> PROBLEM
Go over the data and copy out each line with "Atleast" in it.

"""

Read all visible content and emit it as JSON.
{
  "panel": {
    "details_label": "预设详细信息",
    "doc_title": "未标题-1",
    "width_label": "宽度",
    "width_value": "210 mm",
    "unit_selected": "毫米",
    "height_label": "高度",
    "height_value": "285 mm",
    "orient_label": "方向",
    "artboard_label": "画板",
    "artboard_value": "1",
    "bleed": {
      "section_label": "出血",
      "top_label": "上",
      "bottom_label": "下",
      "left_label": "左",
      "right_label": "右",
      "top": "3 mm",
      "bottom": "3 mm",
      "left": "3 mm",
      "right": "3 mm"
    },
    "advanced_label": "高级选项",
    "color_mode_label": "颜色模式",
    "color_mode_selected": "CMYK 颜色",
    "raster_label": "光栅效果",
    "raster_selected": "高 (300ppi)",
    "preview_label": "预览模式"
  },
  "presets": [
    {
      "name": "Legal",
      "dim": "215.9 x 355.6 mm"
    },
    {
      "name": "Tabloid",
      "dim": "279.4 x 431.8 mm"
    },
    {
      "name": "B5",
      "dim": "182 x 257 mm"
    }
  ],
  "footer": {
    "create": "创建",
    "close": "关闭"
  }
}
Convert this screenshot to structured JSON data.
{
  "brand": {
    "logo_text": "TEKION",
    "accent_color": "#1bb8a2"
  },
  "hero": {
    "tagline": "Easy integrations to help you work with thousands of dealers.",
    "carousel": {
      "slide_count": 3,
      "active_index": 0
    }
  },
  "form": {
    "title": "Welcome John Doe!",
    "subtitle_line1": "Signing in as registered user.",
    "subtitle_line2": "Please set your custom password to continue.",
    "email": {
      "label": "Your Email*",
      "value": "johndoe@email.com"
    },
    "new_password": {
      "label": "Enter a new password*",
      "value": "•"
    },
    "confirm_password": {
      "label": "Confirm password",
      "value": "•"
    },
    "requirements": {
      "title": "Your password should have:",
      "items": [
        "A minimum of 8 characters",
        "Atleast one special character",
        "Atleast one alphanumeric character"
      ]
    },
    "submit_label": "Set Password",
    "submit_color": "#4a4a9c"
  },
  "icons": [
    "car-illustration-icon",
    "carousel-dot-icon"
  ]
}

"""

> EXERCISE ANSWER
        "Atleast one special character",
        "Atleast one alphanumeric character"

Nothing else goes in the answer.